Content starts
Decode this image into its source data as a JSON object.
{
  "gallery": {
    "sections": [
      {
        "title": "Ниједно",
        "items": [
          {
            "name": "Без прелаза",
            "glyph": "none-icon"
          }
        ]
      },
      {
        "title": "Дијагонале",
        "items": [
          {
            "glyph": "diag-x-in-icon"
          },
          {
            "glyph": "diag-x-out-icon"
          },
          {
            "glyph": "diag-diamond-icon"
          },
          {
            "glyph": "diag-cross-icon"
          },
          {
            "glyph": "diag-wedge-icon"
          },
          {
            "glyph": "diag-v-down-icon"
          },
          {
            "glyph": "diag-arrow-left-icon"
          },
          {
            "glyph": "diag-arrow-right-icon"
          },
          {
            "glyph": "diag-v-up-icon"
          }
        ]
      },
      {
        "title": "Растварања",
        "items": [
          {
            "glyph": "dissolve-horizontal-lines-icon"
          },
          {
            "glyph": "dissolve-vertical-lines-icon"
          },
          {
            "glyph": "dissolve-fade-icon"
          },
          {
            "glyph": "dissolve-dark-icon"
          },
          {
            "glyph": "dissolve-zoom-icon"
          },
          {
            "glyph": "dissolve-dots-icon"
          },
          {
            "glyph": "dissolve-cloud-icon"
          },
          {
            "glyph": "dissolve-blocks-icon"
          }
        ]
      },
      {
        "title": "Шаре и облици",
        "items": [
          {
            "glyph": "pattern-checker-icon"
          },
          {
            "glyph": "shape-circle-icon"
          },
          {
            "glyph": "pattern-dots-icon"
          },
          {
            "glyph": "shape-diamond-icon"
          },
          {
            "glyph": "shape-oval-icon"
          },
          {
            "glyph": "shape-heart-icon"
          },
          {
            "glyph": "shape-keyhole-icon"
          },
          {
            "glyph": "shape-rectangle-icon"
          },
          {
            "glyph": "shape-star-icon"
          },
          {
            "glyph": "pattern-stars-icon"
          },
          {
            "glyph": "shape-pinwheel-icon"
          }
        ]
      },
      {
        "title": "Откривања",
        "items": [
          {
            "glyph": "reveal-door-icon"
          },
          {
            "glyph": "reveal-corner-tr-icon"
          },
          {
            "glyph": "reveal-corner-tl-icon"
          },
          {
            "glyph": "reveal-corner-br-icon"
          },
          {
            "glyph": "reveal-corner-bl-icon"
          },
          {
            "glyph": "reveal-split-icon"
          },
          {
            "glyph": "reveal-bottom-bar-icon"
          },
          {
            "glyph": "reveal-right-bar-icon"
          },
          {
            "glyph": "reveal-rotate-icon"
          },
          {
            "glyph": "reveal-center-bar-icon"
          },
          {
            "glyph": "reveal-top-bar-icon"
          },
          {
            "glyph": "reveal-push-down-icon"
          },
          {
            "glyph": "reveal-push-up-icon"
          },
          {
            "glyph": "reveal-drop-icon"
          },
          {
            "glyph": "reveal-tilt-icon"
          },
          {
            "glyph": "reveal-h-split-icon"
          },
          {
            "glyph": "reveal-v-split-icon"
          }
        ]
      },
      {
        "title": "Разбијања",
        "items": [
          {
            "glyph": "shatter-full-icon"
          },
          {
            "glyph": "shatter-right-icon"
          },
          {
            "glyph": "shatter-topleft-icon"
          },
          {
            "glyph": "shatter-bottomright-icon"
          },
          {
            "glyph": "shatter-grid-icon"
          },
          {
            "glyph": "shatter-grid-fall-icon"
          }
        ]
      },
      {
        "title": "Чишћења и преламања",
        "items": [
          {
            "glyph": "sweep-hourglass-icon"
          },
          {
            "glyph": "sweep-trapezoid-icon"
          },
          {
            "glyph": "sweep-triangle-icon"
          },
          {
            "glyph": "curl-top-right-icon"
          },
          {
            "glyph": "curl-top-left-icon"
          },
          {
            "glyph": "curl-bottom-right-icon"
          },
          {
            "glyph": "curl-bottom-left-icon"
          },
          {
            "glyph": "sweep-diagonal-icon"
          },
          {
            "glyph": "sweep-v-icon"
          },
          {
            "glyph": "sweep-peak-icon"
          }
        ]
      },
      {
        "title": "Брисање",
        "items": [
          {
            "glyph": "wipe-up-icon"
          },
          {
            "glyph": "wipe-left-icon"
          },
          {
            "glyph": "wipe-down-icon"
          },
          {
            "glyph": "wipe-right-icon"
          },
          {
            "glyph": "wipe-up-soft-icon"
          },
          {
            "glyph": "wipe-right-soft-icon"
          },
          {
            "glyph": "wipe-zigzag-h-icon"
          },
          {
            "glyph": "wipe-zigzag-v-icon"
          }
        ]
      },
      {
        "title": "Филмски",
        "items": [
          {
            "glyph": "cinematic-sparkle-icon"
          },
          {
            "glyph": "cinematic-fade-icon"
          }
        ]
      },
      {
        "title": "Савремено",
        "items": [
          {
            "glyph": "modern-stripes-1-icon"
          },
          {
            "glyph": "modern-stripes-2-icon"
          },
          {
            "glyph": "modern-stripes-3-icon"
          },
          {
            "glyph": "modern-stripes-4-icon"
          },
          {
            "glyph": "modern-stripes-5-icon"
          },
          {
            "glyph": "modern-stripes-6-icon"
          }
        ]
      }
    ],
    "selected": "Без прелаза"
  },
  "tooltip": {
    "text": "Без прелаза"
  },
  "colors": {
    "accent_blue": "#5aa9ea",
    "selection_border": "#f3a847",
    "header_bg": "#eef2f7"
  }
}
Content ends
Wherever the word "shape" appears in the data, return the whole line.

### Your solution
            "glyph": "shape-circle-icon"
            "glyph": "shape-diamond-icon"
            "glyph": "shape-oval-icon"
            "glyph": "shape-heart-icon"
            "glyph": "shape-keyhole-icon"
            "glyph": "shape-rectangle-icon"
            "glyph": "shape-star-icon"
            "glyph": "shape-pinwheel-icon"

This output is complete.